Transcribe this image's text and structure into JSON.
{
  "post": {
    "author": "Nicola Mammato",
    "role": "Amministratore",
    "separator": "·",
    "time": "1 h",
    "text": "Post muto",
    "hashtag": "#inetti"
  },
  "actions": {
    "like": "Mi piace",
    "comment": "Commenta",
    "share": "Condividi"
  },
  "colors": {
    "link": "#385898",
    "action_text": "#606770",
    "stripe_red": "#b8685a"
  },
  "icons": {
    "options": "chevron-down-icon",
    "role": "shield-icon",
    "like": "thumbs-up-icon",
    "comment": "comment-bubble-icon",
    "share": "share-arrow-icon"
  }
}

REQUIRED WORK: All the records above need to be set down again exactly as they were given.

REPLY TO THE TASK:
Transcribe this image's text and structure into JSON.
{
  "post": {
    "author": "Nicola Mammato",
    "role": "Amministratore",
    "separator": "·",
    "time": "1 h",
    "text": "Post muto",
    "hashtag": "#inetti"
  },
  "actions": {
    "like": "Mi piace",
    "comment": "Commenta",
    "share": "Condividi"
  },
  "colors": {
    "link": "#385898",
    "action_text": "#606770",
    "stripe_red": "#b8685a"
  },
  "icons": {
    "options": "chevron-down-icon",
    "role": "shield-icon",
    "like": "thumbs-up-icon",
    "comment": "comment-bubble-icon",
    "share": "share-arrow-icon"
  }
}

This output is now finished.